The importance of the annual cycle of light and dark can be seen in the staggering of succession crops. In the spring, the days are getting longer and the soil, air and water temperatures are rising. Two rows of carrots, planted 2 weeks apart in late April, will mature only one week apart because the later-planted crop has better conditions and will grow faster. So stretch the time between plantings in the spring to get the right timing for succession harvests. Fall crops act the opposite way' just a few days between plantings will cause a harvest delay of a week or more because the days are becoming shorter as the crop matures.
Try to use the timing of different plants to your advantage. Thinning carrots was one of the more tedious jobs in the garden. But, plants can work together, so we've stopped thinning. Now we mix radish and carrot seed together, 1/3 radish by volume, and sow them both in the same row.
The radishes break ground almost immediately, allowing us to cultivate between the rows and stop early sprouting weeds before the carrots are up, When the radishes mature a few weeks later, the harvest thins the carrots automatically. The relationship of these 2 plants makes the garden more productive.
This kind of thinking is hard to do from the seat of a tractor. the kind of garden that will put you in touch with the quiet rhymes of growth is by definition a garden of human, not industrial scale. A personal garden need to be small enough that you can do any major garden task in a day.
Spring soil preparation; seeding and setting of transplants; fall cleanup, none of these should take more than a single Saturday of pleasant work for the family. How big a garden is that ?
If you start too, big, it may get out of hand. Don't think of vegetable gardening as a chore; cultivating and weeding give as much pleasure as harvesting if you keep it manageable. It can be a quite moment of observant , of close interaction with the whole community of your garden.
Tools and techniques determine each other; if both are kept in mind during the planning process, the whole project benefits. We had been planting 6 rows of carrots side by side in a 3-foot wide bed. It was very space efficient; but, when the carrots reached a decent size, we couldn't fit a hoe between the rows anymore and had to weed by hand. By matching the row to the hoe we cut the labor required in half.
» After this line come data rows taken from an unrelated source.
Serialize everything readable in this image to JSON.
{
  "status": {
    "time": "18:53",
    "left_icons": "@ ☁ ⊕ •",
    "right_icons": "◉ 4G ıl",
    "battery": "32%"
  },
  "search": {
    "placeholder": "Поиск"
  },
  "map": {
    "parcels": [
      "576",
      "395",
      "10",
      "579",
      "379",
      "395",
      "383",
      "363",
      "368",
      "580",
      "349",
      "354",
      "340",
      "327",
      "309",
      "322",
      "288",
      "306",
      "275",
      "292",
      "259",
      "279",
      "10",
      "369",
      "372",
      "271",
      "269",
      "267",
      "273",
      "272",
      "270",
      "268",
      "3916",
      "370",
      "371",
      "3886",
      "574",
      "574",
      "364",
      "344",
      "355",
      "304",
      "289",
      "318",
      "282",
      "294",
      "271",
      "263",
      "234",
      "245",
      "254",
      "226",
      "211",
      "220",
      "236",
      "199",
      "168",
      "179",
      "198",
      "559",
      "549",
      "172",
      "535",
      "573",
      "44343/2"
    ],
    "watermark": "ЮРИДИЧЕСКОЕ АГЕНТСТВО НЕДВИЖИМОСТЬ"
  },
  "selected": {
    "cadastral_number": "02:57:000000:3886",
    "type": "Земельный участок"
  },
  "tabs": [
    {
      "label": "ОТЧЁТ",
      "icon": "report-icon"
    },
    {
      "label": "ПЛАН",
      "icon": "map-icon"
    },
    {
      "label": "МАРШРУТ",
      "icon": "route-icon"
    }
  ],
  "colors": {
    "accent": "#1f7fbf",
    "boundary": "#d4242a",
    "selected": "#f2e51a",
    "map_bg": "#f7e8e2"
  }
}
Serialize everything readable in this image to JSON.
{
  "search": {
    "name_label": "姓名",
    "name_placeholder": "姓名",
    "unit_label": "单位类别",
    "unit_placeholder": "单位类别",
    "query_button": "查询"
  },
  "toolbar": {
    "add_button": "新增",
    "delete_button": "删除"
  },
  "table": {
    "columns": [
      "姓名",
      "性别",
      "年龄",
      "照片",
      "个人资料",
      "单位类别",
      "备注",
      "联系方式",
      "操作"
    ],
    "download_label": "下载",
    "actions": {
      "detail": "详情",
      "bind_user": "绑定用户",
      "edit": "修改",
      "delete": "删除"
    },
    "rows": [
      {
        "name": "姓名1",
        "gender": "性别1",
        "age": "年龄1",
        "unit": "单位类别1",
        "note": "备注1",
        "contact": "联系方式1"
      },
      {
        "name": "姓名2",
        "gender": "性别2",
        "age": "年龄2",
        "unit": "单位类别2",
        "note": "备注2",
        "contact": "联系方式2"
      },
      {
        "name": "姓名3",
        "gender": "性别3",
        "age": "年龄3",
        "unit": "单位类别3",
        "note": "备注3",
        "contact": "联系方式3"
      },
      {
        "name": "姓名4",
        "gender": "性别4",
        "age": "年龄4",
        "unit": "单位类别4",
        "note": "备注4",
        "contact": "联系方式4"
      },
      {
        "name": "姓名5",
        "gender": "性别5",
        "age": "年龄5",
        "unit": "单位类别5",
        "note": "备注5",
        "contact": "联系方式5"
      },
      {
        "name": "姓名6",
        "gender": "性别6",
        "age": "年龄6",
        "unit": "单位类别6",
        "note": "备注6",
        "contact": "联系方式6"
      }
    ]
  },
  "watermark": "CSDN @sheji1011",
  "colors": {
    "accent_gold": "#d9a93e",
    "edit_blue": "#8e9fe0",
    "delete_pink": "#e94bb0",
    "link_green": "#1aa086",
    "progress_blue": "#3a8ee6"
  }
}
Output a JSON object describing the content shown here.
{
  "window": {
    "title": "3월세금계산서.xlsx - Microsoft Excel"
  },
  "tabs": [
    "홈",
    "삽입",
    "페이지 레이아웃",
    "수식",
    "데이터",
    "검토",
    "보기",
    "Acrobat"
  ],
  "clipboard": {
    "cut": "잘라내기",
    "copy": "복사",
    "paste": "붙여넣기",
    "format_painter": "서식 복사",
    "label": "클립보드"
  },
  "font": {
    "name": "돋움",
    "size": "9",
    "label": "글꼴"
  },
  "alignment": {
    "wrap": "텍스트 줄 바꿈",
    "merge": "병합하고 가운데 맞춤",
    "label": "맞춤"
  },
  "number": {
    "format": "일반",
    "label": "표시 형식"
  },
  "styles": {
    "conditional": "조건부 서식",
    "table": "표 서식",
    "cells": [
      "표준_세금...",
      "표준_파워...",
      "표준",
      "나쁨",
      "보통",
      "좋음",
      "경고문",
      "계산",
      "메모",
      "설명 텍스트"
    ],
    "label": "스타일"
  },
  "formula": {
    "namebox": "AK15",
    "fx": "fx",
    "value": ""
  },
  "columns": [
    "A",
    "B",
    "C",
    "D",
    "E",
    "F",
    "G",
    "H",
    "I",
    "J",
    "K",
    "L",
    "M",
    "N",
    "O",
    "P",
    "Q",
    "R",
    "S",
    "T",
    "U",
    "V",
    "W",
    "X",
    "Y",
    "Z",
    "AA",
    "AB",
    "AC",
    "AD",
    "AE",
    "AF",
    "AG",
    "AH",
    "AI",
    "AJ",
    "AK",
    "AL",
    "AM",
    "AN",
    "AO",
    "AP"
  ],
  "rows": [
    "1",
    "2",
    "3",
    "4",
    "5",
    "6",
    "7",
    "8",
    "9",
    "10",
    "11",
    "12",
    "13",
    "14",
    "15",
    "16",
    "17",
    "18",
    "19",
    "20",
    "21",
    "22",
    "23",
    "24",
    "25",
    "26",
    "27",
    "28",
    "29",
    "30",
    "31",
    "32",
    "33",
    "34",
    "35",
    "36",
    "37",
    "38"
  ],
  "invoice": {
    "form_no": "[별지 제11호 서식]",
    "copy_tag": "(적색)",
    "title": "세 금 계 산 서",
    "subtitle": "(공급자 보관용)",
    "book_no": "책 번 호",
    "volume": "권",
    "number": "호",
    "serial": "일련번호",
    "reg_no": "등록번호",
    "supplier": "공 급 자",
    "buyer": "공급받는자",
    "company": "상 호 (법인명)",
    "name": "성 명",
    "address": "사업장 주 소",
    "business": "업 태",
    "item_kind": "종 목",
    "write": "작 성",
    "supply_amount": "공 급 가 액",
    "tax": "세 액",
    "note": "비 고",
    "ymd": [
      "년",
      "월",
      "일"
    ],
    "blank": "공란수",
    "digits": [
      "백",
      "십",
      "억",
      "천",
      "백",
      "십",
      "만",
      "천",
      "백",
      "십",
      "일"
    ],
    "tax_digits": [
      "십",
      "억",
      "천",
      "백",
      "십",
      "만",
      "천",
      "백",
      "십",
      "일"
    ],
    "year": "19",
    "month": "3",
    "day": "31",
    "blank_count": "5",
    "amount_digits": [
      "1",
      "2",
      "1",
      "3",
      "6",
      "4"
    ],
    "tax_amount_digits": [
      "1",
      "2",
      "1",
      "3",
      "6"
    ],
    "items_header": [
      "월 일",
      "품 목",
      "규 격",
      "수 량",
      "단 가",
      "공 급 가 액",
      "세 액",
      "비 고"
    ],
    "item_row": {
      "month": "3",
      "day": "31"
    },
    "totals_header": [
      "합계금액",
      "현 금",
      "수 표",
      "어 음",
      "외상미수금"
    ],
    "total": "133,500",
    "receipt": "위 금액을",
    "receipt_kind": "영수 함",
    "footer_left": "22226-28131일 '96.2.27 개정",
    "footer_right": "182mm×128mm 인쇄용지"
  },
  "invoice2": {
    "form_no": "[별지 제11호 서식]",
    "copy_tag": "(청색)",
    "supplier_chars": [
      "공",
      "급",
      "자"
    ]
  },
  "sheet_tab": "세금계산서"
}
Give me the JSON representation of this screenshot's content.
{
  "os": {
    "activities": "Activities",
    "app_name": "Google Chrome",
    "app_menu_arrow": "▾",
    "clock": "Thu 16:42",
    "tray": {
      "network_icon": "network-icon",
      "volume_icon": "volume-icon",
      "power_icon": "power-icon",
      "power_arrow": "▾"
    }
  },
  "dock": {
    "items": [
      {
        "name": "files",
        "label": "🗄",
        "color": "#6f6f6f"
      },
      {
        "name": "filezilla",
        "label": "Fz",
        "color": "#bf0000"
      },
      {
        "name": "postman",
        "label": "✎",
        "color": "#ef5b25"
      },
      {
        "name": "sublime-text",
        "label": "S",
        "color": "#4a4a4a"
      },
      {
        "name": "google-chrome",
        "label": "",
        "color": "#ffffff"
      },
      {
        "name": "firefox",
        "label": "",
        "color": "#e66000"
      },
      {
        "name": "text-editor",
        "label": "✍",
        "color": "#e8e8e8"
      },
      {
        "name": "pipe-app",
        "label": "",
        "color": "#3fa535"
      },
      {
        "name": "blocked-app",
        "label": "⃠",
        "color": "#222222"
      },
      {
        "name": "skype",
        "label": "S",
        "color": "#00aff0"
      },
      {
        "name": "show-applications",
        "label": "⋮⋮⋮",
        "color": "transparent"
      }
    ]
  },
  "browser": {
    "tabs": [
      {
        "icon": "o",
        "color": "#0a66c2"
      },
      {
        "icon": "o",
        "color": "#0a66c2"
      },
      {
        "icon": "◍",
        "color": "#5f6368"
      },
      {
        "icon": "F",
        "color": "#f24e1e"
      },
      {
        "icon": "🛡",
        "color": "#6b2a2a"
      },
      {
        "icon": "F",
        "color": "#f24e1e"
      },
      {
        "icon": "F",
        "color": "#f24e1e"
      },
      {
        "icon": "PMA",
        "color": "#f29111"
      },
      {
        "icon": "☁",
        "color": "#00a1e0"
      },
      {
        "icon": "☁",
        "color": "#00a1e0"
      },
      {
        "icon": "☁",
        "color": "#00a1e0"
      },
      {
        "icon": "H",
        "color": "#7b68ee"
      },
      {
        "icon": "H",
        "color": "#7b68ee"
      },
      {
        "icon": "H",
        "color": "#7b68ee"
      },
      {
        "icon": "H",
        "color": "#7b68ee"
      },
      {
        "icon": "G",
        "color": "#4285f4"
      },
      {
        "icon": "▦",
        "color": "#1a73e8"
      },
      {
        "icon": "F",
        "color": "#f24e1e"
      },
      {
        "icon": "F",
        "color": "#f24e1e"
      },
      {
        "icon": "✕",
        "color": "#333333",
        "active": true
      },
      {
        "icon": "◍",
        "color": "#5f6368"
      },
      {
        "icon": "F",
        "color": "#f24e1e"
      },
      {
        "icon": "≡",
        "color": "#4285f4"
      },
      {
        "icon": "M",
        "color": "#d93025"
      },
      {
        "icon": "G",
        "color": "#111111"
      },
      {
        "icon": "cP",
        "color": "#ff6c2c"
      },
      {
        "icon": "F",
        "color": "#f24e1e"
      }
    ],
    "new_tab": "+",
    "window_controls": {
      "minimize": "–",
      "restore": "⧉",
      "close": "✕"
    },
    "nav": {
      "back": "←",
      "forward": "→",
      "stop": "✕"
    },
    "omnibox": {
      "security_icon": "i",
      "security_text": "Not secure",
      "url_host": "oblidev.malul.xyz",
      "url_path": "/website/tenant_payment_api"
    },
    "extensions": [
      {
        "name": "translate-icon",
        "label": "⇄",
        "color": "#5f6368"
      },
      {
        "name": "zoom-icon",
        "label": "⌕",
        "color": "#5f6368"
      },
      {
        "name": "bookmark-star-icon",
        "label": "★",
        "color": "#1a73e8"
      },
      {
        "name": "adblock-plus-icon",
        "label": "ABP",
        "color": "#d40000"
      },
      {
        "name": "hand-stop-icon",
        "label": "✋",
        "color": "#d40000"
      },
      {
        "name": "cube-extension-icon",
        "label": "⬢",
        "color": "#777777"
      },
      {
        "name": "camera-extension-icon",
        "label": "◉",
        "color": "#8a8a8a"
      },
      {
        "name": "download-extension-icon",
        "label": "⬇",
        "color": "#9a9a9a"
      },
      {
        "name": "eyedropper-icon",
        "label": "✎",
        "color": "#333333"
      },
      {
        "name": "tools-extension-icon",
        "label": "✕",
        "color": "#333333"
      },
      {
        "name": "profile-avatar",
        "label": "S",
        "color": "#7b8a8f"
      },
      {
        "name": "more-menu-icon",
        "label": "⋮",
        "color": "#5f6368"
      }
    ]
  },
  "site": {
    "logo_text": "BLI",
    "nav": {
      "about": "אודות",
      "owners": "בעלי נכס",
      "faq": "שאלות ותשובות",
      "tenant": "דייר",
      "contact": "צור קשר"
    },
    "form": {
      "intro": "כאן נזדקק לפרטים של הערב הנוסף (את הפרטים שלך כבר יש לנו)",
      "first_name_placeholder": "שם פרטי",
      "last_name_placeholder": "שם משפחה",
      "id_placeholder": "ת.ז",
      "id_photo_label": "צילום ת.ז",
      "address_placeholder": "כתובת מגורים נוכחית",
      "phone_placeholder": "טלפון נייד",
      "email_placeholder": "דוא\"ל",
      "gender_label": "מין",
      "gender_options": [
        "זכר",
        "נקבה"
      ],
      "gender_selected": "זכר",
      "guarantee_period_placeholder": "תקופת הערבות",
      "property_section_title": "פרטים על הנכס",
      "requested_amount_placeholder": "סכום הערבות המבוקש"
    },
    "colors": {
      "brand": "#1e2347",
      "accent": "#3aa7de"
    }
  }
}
If you really want to know how your garden is doing, get down on your hands and knees and look at it; run your hand through the soil and smell it; check the undersides of plant leaves for insect egg instead of just walking by and dousing them with spray. You might find that the time you spend taking care of your garden is a whole lot more satisfying and a lot less like work.
CROW MILLER is available for a limited number of lectures and speaking engagements from Jan. to April on "Organic Growing" the film. Call 862-6665
Copyright o 1994 The Garden